> _Task brief_: Lines with "category" in them are to be located in the listing below and copied.

Supplied material section start

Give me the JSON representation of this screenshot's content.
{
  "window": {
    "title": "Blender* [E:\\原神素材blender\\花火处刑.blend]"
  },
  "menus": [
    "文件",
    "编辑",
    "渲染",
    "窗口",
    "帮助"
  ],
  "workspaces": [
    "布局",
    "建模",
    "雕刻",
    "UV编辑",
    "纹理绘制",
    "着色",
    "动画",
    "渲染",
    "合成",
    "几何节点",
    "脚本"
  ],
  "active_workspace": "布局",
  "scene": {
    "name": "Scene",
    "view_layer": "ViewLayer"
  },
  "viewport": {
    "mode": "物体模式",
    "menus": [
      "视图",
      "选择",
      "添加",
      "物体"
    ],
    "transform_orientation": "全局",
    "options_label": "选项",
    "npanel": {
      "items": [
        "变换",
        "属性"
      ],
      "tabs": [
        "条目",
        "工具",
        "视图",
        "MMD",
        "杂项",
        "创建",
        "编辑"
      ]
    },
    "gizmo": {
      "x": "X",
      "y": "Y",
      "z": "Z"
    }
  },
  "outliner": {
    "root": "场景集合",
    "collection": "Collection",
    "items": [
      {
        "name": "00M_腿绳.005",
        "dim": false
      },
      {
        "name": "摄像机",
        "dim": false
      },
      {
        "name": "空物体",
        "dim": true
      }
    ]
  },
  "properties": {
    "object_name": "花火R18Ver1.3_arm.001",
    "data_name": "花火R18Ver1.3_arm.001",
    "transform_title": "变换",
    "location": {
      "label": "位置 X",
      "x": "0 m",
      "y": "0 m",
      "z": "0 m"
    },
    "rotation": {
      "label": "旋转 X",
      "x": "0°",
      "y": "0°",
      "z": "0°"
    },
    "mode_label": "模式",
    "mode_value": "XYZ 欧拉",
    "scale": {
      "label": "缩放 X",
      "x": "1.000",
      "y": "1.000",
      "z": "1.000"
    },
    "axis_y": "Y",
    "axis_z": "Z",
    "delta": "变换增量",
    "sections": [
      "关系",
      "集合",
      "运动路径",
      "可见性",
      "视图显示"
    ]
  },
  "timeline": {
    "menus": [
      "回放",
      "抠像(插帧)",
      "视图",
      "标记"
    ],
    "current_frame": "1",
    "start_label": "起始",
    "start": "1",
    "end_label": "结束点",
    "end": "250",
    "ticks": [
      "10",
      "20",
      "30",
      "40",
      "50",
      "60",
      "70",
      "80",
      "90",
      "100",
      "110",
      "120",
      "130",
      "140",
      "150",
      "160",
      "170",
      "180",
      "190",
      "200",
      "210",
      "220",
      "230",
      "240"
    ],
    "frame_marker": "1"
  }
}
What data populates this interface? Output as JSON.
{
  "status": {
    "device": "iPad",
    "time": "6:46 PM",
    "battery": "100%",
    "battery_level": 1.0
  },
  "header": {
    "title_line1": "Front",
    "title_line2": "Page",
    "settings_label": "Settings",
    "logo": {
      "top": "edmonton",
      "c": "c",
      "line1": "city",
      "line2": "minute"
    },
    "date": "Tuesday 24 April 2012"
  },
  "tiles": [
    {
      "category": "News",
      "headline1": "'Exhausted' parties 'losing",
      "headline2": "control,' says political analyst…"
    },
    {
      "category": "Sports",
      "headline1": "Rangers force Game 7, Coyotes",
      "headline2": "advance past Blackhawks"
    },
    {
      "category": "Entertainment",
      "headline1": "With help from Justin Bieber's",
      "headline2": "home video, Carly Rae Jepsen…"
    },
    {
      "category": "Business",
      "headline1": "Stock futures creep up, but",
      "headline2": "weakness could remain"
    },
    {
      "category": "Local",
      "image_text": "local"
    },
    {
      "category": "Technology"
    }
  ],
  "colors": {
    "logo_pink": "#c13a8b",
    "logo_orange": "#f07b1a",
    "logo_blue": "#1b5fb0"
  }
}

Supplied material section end

> _Answer section_:
      "category": "News",
      "category": "Sports",
      "category": "Entertainment",
      "category": "Business",
      "category": "Local",
      "category": "Technology"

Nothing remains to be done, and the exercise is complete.